Oct 30 2019, 12:34 pm

While it has long been known that Calgary’s Deane House may be home to some restless spectres, there is another spot in Calgary that has reported some ghostly sightings: Historic City Hall.

The City of Calgary issued a release on October 29 detailing the multiple ghostly encounters had within the old building’s walls, stating that two ghosts, a man and a woman, are known to haunt the hallowed halls.

“They know something, that’s for sure,” an anonymous contract employee is cited as saying in the city release.

Sightings of the ghosts were even immortalized in Barbara Smith’s Ghost Stories of Alberta back in 1993, with city communications official Don Morberg explaining some of the theories behind the unusual sightings in the book.

“The man may be a former prisoner who died years ago in the police lockup,” Morberg said.

“She’s seen on the old stairs,” he explained of the female ghost.

“We have no record of any female dying in the building. I’ve heard that she might be a former alderman’s wife or perhaps a madam who had been locked up in the basement cells at one time.”

The release also noted that Historic City Hall had actually doubled as a police station and city jail between 1911 and 1914, during which time two men had died in their cells.

The city cites the Albertan as stating that the first prisoner to enter the cells in 1911 was a woman named Kathleen “Kitty” Quinn, though rival newspaper Calgary News Telegram had reported that the first prisoner was actually someone named Charles Munro.

When it comes to the actual identity of the alleged ghost, the city has a few guesses:

“There is no shortage of personalities whose energy and memory might permeate the very sandstones that make up Historic City Hall’s form,” the release states.

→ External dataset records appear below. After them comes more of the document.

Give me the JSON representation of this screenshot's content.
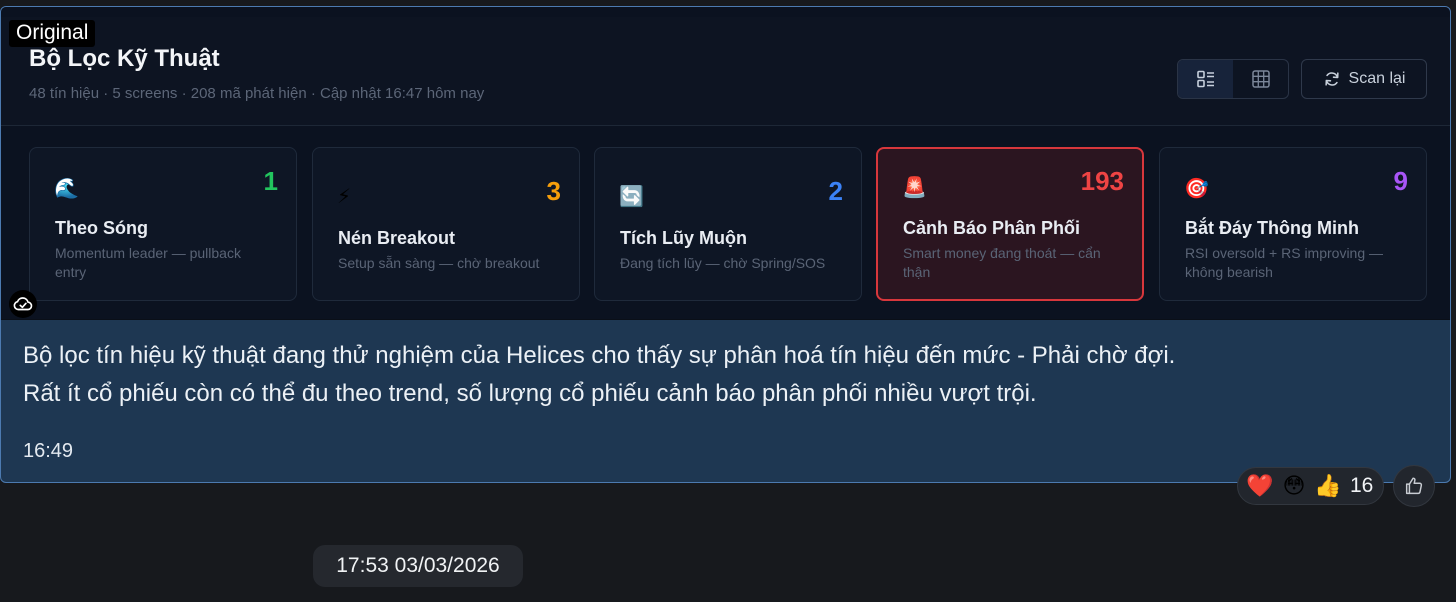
{
  "tag": {
    "label": "Original"
  },
  "header": {
    "title": "Bộ Lọc Kỹ Thuật",
    "meta": "48 tín hiệu · 5 screens · 208 mã phát hiện · Cập nhật 16:47 hôm nay",
    "view_toggle": {
      "options": [
        "list-icon",
        "grid-icon"
      ],
      "active": "list-icon"
    },
    "scan_button": {
      "label": "Scan lại",
      "icon": "refresh-icon"
    }
  },
  "cards": [
    {
      "icon": "🌊",
      "count": "1",
      "count_color": "#22c55e",
      "title": "Theo Sóng",
      "desc": "Momentum leader — pullback entry",
      "alert": false
    },
    {
      "icon": "⚡",
      "count": "3",
      "count_color": "#f59e0b",
      "title": "Nén Breakout",
      "desc": "Setup sẵn sàng — chờ breakout",
      "alert": false
    },
    {
      "icon": "🔄",
      "count": "2",
      "count_color": "#3b82f6",
      "title": "Tích Lũy Muộn",
      "desc": "Đang tích lũy — chờ Spring/SOS",
      "alert": false
    },
    {
      "icon": "🚨",
      "count": "193",
      "count_color": "#ef4444",
      "title": "Cảnh Báo Phân Phối",
      "desc": "Smart money đang thoát — cẩn thận",
      "alert": true
    },
    {
      "icon": "🎯",
      "count": "9",
      "count_color": "#a855f7",
      "title": "Bắt Đáy Thông Minh",
      "desc": "RSI oversold + RS improving — không bearish",
      "alert": false
    }
  ],
  "message": {
    "line1": "Bộ lọc tín hiệu kỹ thuật đang thử nghiệm của Helices cho thấy sự phân hoá tín hiệu đến mức - Phải chờ đợi.",
    "line2": "Rất ít cổ phiếu còn có thể đu theo trend, số lượng cổ  phiếu cảnh báo phân phối nhiều vượt trội.",
    "time": "16:49"
  },
  "reactions": {
    "emojis": [
      "❤️",
      "😳",
      "👍"
    ],
    "count": "16"
  },
  "date_separator": "17:53 03/03/2026",
  "colors": {
    "bubble_bg": "#1e3752",
    "bubble_border": "#4c7ab0",
    "screenshot_bg": "#0b1220",
    "alert_border": "#d8373c"
  }
}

“Could the man be Rudolph Engle (circa 1876–1912), who installed Historic City Hall’s clock in 1910 and died in a hunting accident in 1912? Could the woman be Acting City Clerk Amelia Adcock, the City’s first female manager, who died relatively young in 1922?”

As these things go, there’s no true knowing the mystery behind the ghostly figures — until you catch a glimpse of one yourself!